Exercise directions -> All of the data that follows should be output again without any alteration.

Data extracts ->
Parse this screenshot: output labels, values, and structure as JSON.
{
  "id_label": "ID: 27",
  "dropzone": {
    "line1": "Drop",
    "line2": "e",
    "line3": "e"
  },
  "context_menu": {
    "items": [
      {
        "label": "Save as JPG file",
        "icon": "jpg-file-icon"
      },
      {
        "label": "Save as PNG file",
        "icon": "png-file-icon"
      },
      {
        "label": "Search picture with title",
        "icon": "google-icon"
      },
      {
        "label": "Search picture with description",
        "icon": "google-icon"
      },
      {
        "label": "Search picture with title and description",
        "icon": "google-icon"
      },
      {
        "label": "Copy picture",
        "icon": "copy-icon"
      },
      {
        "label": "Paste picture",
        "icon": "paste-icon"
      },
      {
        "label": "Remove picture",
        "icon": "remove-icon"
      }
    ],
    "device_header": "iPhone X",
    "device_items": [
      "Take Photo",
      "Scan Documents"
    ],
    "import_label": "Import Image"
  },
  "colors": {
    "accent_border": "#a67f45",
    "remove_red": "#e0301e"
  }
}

Solution to this exercise ->
Parse this screenshot: output labels, values, and structure as JSON.
{
  "id_label": "ID: 27",
  "dropzone": {
    "line1": "Drop",
    "line2": "e",
    "line3": "e"
  },
  "context_menu": {
    "items": [
      {
        "label": "Save as JPG file",
        "icon": "jpg-file-icon"
      },
      {
        "label": "Save as PNG file",
        "icon": "png-file-icon"
      },
      {
        "label": "Search picture with title",
        "icon": "google-icon"
      },
      {
        "label": "Search picture with description",
        "icon": "google-icon"
      },
      {
        "label": "Search picture with title and description",
        "icon": "google-icon"
      },
      {
        "label": "Copy picture",
        "icon": "copy-icon"
      },
      {
        "label": "Paste picture",
        "icon": "paste-icon"
      },
      {
        "label": "Remove picture",
        "icon": "remove-icon"
      }
    ],
    "device_header": "iPhone X",
    "device_items": [
      "Take Photo",
      "Scan Documents"
    ],
    "import_label": "Import Image"
  },
  "colors": {
    "accent_border": "#a67f45",
    "remove_red": "#e0301e"
  }
}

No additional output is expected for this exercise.